I wasn’t too sure how I would deal with reading ‘Repeat It Today With Tears’ by Anne Peile when I found out that the main plot of the story would be incest. Something about the very idea of it made me feel rather uncomfortable before even opening the first page. It’s odd I had this reaction because I am the first to say that I do think that reading shouldn’t always be a comfortable experience and so bearing that in mind I opened the pages and started it. I am glad that I risked the subject matter because, whilst uncomfortable, Anne Peile’s debut novel is very accomplished and holds much promise for her future works.
Susanna, the main protagonist of ‘Repeat It Today With Tears’, is a rather quiet and subdued young woman. Growing up with an overbearing mother, rebellious sister who her grandmother much prefers over Susanna and lets her know as much, the one thing missing from her life is her father who we learn left when Susanna was very young. What starts off as general inquisitiveness soon becomes an obsession that leads to a rather dark opening of the book from the first line. “The first time I kissed my father on the mouth it was the Easter holiday.” From the very start we know we are in rather unchartered territory and from here on Anne Peile takes us on a rather a dark journey of Susanna from that point, whilst also taking us through her past.
I am sure many people will be put off the book, as I admit I was a little, from the subject this book brings up. Yet I have to say Anne Peile writes fantastically and really gets into the mindset of her leading character. In many ways it makes the story all the darker that a girl who you start of thinking is rather innocent and lost becomes more and more deceitful and manipulative as the book goes on, for her father has no clue that the woman he is having an affair with, behind his wife Olive’s back, is his own flesh and blood. You know from the very start of the book this is dark territory and as the book goes on things get worse and worse.
Despite its generally dark tone there is, interestingly enough, also great humour in this book. The people that Susanna meets once she starts to work in 1970’s Chelsea are a mixed bunch of ‘free loving’ spirits, and the women in her home territory of Clapham and the gossip and foul mouthed tittle-tattle they come out with is hilarious. It nicely adds a sense of place and atmosphere in the book, whilst breaking up the darkness with some light and often saucy blunt relief.
‘Here it comes.’ The bench women were nodding at a younger woman who was entering, pulling her wash behind her in a basket on wheels. Her heels tapped on the mosaic and her newly dressed hair was swept back and lacquered into curls. She eyed the seated women critically for a moment and then said to one, ‘Blimey, close your legs, girl, your meats smelling.’
The other women guffawed and the superintendent clicked her tongue in disapproval.
Alison said, ‘They’re such dirty old bags in here, they make me sick. Come on, lets go and tap the phone instead while the wash is doing.’

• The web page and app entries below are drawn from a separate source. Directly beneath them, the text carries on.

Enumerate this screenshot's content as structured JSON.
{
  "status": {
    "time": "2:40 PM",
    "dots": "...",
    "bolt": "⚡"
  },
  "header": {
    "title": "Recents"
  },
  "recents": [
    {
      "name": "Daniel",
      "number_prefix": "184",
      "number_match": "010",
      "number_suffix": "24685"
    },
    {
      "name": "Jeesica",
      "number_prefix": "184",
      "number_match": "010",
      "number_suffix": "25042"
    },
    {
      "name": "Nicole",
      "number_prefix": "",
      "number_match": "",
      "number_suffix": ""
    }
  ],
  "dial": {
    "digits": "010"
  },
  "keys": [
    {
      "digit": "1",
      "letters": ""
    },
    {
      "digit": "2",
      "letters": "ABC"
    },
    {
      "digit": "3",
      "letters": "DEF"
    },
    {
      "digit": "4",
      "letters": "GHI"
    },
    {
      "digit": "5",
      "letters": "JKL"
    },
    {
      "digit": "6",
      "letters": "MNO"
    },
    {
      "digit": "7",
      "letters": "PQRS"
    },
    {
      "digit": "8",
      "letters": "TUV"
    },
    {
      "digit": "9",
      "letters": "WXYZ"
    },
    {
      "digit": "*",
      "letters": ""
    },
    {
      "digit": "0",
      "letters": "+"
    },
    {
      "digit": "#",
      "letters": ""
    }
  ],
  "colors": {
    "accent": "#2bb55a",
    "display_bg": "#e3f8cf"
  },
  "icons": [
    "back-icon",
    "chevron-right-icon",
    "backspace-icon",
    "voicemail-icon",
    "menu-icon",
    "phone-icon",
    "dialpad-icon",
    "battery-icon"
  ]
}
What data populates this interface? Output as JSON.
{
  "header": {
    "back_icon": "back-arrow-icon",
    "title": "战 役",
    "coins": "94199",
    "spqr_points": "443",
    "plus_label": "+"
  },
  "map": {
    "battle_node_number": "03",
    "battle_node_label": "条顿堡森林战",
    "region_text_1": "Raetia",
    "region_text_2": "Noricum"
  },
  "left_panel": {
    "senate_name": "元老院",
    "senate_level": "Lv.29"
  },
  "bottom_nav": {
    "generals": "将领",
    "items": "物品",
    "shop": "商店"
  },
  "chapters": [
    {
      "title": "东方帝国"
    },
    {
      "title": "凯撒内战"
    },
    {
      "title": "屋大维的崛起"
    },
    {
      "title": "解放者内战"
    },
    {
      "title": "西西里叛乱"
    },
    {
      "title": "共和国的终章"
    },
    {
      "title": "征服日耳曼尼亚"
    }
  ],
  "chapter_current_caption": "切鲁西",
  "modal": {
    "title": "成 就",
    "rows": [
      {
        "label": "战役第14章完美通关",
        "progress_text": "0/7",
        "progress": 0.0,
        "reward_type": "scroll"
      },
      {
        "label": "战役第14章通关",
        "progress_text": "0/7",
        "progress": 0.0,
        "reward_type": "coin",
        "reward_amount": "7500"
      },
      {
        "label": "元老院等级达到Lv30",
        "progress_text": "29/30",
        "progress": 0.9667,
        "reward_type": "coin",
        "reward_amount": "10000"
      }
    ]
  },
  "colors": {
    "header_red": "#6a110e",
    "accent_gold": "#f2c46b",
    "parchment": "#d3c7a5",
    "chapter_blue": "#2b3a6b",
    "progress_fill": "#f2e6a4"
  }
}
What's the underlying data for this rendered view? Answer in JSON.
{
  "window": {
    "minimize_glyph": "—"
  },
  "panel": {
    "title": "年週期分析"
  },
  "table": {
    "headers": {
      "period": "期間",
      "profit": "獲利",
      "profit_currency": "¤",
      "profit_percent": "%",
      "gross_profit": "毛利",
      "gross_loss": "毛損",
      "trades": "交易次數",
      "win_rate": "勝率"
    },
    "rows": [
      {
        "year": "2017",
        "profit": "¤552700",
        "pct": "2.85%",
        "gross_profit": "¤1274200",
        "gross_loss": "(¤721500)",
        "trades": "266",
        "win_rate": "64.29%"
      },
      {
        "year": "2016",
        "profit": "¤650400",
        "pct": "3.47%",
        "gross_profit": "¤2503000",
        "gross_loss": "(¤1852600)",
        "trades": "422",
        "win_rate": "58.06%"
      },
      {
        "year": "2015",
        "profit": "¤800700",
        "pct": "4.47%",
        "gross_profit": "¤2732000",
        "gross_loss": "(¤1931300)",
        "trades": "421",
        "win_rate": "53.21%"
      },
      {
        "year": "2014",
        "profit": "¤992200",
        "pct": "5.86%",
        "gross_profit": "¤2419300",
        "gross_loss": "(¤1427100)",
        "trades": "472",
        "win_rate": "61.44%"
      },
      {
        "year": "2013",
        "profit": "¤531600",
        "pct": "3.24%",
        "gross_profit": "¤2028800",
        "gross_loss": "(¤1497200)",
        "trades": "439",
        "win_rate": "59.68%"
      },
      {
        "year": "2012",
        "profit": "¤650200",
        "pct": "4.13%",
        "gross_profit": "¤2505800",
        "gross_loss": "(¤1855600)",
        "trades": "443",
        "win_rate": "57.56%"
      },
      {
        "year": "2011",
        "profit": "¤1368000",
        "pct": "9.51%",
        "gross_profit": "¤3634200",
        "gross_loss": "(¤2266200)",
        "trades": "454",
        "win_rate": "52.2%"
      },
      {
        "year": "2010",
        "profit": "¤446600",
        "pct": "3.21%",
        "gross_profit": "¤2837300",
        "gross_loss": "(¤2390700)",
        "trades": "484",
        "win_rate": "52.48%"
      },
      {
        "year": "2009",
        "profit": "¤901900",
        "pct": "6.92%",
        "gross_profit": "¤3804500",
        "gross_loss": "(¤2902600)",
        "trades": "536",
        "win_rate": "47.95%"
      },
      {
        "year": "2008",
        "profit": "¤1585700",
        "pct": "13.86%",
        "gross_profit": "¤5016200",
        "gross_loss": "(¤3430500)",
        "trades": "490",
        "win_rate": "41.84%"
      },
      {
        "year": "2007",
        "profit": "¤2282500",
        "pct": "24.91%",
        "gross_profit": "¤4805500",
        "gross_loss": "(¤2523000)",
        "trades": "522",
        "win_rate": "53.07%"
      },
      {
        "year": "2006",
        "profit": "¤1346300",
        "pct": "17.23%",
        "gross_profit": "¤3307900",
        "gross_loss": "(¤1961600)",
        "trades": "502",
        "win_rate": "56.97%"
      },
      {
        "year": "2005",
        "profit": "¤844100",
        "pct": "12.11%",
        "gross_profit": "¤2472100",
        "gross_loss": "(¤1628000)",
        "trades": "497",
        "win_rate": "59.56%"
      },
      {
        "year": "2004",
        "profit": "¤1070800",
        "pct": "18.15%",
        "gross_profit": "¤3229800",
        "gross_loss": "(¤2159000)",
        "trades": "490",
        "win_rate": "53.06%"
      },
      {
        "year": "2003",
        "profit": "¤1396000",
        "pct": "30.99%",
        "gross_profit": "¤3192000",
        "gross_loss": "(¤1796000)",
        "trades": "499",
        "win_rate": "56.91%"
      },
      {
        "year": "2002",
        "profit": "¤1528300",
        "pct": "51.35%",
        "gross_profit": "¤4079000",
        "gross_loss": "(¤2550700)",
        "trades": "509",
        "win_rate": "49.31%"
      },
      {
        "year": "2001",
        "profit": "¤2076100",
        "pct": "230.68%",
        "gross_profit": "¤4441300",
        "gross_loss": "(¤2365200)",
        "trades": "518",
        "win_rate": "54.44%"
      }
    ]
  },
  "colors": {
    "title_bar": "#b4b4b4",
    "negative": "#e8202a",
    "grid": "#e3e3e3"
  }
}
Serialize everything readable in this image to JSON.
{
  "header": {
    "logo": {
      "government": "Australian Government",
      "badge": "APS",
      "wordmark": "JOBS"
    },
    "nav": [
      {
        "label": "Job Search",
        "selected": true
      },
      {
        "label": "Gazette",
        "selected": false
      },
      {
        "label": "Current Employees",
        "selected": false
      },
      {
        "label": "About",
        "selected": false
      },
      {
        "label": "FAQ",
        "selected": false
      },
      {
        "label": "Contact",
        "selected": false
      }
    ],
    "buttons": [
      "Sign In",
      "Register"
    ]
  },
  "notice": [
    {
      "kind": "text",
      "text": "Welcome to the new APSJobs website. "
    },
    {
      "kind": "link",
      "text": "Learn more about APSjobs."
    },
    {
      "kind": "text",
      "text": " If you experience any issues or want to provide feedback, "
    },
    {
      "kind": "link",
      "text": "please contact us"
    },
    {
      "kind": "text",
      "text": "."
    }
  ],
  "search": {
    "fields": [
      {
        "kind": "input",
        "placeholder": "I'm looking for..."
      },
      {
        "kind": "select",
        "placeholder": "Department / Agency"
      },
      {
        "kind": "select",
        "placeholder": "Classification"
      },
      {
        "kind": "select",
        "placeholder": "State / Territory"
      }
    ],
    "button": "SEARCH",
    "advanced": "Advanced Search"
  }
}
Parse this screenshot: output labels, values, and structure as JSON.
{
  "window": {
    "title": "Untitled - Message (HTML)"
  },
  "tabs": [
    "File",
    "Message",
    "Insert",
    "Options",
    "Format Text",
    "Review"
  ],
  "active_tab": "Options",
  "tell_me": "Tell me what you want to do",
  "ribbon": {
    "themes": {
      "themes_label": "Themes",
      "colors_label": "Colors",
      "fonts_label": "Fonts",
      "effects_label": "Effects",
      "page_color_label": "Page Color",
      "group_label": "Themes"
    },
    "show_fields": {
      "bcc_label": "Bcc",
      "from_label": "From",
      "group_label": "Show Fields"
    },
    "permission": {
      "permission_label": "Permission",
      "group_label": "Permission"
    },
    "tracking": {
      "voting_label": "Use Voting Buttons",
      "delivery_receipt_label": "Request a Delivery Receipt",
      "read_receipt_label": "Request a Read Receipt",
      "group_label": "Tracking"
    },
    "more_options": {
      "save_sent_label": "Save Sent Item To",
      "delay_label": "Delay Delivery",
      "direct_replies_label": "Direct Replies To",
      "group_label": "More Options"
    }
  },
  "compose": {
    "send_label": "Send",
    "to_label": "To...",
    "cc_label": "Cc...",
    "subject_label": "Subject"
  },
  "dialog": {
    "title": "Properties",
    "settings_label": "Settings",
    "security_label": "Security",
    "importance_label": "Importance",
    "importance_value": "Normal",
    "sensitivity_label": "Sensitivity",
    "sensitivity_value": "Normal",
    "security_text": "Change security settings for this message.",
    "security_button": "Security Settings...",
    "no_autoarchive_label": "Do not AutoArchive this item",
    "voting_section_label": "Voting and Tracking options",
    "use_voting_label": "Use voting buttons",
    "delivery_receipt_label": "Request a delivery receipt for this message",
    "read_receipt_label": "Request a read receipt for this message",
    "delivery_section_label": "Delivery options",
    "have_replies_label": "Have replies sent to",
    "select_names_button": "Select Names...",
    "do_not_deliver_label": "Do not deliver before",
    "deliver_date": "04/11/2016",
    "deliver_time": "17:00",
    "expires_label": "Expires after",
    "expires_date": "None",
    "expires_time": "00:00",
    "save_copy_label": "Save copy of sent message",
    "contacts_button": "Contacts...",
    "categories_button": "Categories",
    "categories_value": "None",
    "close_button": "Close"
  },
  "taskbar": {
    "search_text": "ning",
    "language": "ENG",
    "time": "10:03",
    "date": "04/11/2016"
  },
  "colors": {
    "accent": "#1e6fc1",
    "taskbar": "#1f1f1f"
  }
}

‘Repeat It Today With Tears’ is a dark and tightly woven ‘coming of age’ tale with a huge twist and one that could lose it some of the audience that I think it deserves. It’s also a very hard book to write about because its short and not knowing what’s coming makes the pay off all the greater. It’s not always comfortable, it gets pretty bleak, and yet it’s written in such a way that you find yourself turning the pages, often despite yourself, up until the final word. It’s a very accomplished debut novel, with one of the best first narrative voices I have read for some time – even if she is a bit bonkers and rather unreliable, that I would recommend people give a try… just brace yourself a little first. 8.5/10
This book was kindly sent by the publisher.
The Orange long list is proving most fruitful (do you see what I did there) in pushing forward books that I would not necessarily have rushed to read. It’s also making me ask a lot of questions about my own reading habits and attitudes. Have you ever been put off by a book because of its subject matter, and if so which one? Has anyone else given ‘Repeat It Today With Tears’ a go, what did you think? Anyone now tempted on reading it at some point?